Such an attitude is also relevant to the piano player, who can picture his virtual verticality down to his heels, while being physically sitting on his stool, delving his feet into the ground.


(…) two other ideas occupied the representatives of the anatomic-physiological school : weight playing and relaxation (…)


{ In 1905, Rudolf Maria Breithaupt (1873-1945) published Die Natürliche Klaviertechnik. }

Breithaupt, a fervent proponent of this idea, proclaimed that the most important principle of technique was a loose and heavy arm (…) In the third edition of the same book he wrote that the ultimate ideal of artistic performance is “predominance of the spirit over the body, liberation from the material, the overcoming of the pull of gravity : only a fine sense of balance is left from the latter… It goes without saying that in the cases of greatest speed the weight seems almost eliminated.“


George Kochevitsky, The Art Of Piano Playing

the posture

Visualize your roots and imagine them plunging into the ground, from the trunk of this virtual tree, represented by your air column. Here you are, straightened up (during your natural inhaling, your air column gets aligned with your heels, making your pelvis slightly tilt to its equilibrium position), then let the central relaxation slide down to the ground, ending with your air column starting to vibrate thanks to your abdomen transverse muscle : Alfred Tomatis highlights this body preparation in The Ear And The Voice.Transverse_EN

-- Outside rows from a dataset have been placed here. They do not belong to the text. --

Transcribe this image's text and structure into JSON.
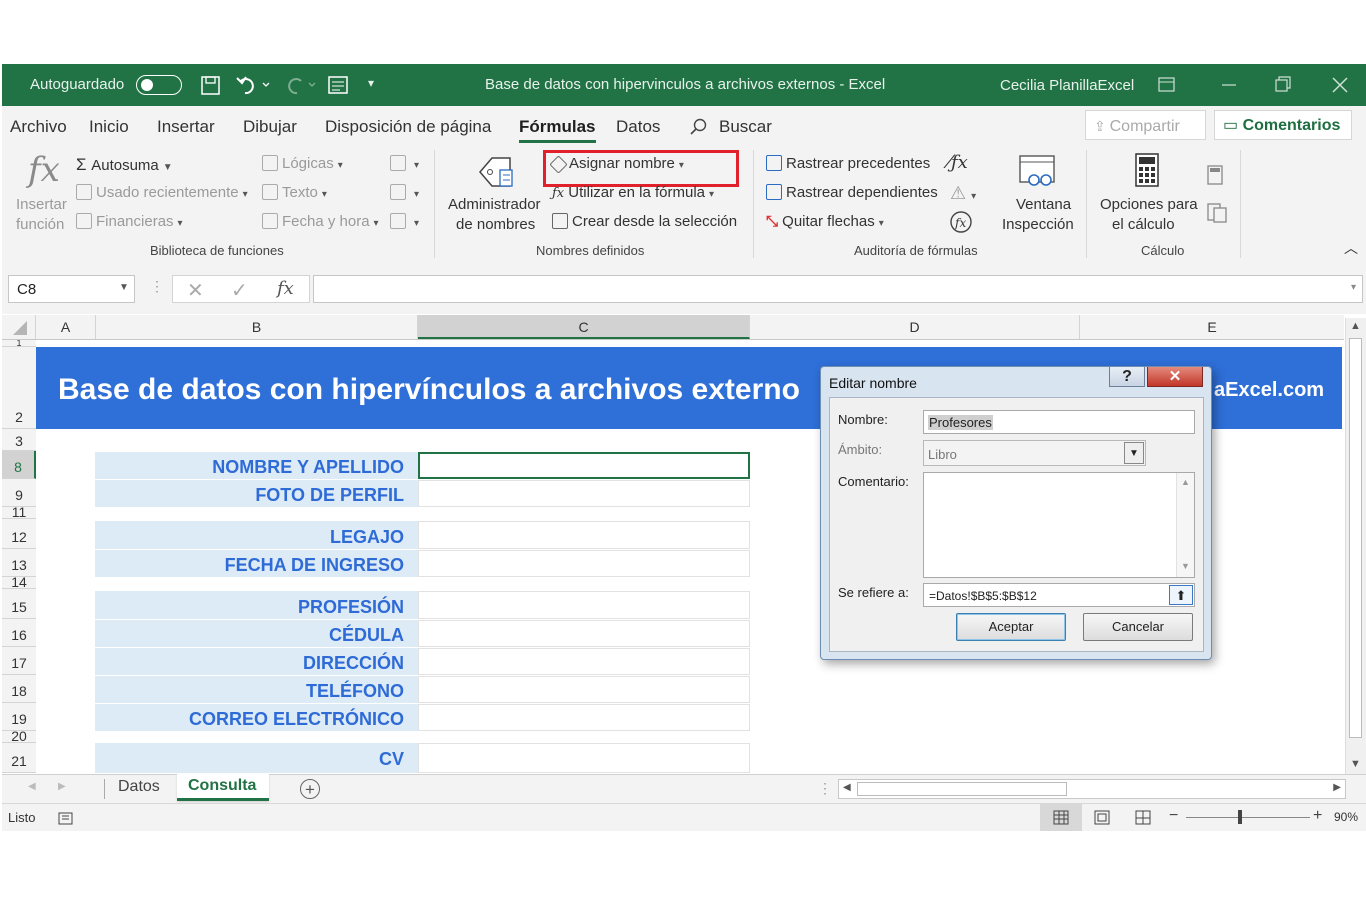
{
  "titlebar": {
    "autosave_label": "Autoguardado",
    "doc_title": "Base de datos con hipervinculos a archivos externos  -  Excel",
    "user": "Cecilia PlanillaExcel"
  },
  "menu": {
    "items": [
      "Archivo",
      "Inicio",
      "Insertar",
      "Dibujar",
      "Disposición de página",
      "Fórmulas",
      "Datos",
      "Buscar"
    ],
    "share": "Compartir",
    "comments": "Comentarios"
  },
  "ribbon": {
    "insert_function": [
      "Insertar",
      "función"
    ],
    "autosuma": "Autosuma",
    "usado": "Usado recientemente",
    "financieras": "Financieras",
    "logicas": "Lógicas",
    "texto": "Texto",
    "fecha": "Fecha y hora",
    "group_biblioteca": "Biblioteca de funciones",
    "admin": [
      "Administrador",
      "de nombres"
    ],
    "asignar": "Asignar nombre",
    "utilizar": "Utilizar en la fórmula",
    "crear": "Crear desde la selección",
    "group_nombres": "Nombres definidos",
    "rastrear_prec": "Rastrear precedentes",
    "rastrear_dep": "Rastrear dependientes",
    "quitar": "Quitar flechas",
    "ventana": [
      "Ventana",
      "Inspección"
    ],
    "group_auditoria": "Auditoría de fórmulas",
    "opciones": [
      "Opciones para",
      "el cálculo"
    ],
    "group_calculo": "Cálculo",
    "highlight_color": "#e0202a"
  },
  "formula_bar": {
    "namebox": "C8",
    "fx": "fx",
    "content": ""
  },
  "columns": [
    "A",
    "B",
    "C",
    "D",
    "E"
  ],
  "sheet": {
    "banner_title": "Base de datos con hipervínculos a archivos externo",
    "banner_right": "aExcel.com",
    "banner_color": "#2e6fd8",
    "rows": [
      {
        "num": "1",
        "label": ""
      },
      {
        "num": "2",
        "label": ""
      },
      {
        "num": "3",
        "label": ""
      },
      {
        "num": "8",
        "label": "NOMBRE Y APELLIDO"
      },
      {
        "num": "9",
        "label": "FOTO DE PERFIL"
      },
      {
        "num": "11",
        "label": ""
      },
      {
        "num": "12",
        "label": "LEGAJO"
      },
      {
        "num": "13",
        "label": "FECHA DE INGRESO"
      },
      {
        "num": "14",
        "label": ""
      },
      {
        "num": "15",
        "label": "PROFESIÓN"
      },
      {
        "num": "16",
        "label": "CÉDULA"
      },
      {
        "num": "17",
        "label": "DIRECCIÓN"
      },
      {
        "num": "18",
        "label": "TELÉFONO"
      },
      {
        "num": "19",
        "label": "CORREO ELECTRÓNICO"
      },
      {
        "num": "20",
        "label": ""
      },
      {
        "num": "21",
        "label": "CV"
      }
    ]
  },
  "dialog": {
    "title": "Editar nombre",
    "help": "?",
    "close": "✕",
    "nombre_label": "Nombre:",
    "nombre_value": "Profesores",
    "ambito_label": "Ámbito:",
    "ambito_value": "Libro",
    "comentario_label": "Comentario:",
    "refiere_label": "Se refiere a:",
    "refiere_value": "=Datos!$B$5:$B$12",
    "ok": "Aceptar",
    "cancel": "Cancelar"
  },
  "tabs": {
    "items": [
      "Datos",
      "Consulta"
    ],
    "active": "Consulta",
    "add": "+"
  },
  "status": {
    "ready": "Listo",
    "zoom": "90%",
    "minus": "−",
    "plus": "+"
  }
}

You feel like sitting on the sound source, in your Hara which drives your posture (as Marie-Christine Mathieu shows it), and at this time only, your instrument comes into play, amplifying the vibrating sound. Then, as you are stalled on the belt-shaped transverse abdominus muscle surrounding this center point, you end up forgetting all about the upper part of your body (above the diaphragm) ; in his Art Of Piano PlayingGeorge Kochevitsky shows how the arms should be forgotten to free the player technique.

Your actual trunk becomes insensitive (without any move of your shoulders or of your thorax), and although you feel downward-packed, you get aware of your complementary zones, contributing to the sound production :
– your head, merged with the embouchure which is ideally visualized at the lowest level, down to your heels,
– your upper limbs, ending and merging with the instrument itself, as in Dominique Hoppenot‘s Inner Violin / Le violon intérieur,
– your abdomen, like sucked up by the sound source,
– your lower limbs, becoming your actual roots, spreading the sound through the ground and space.


Focus your mind on your back muscles work, while your air flows ; you will get your balance and keep your verticality, thanks to the action of these muscles.

Robert Pichaureau
(translated by Guy Robert)


Your head and your body merge together.
Your feet push the ground, following your inhaling.

Robert Pichaureau, Favorite Expressions
(translated by Guy Robert)


The problems affecting most saxophonists are often self-inflicted. By that, I mean unnecessary bodily tensions accumulate over time and become habitualized. This results in the player’s inability to relax enough to find a physically comfortable and aesthetically pleasing tone.

David Liebman,
Developing a Personal Saxophone Sound


The balance of the standing body builds up from the pelvis, not from the lower limbs.

Marie-Christine MathieuGestes et postures du musicien
(translated by Guy Robert)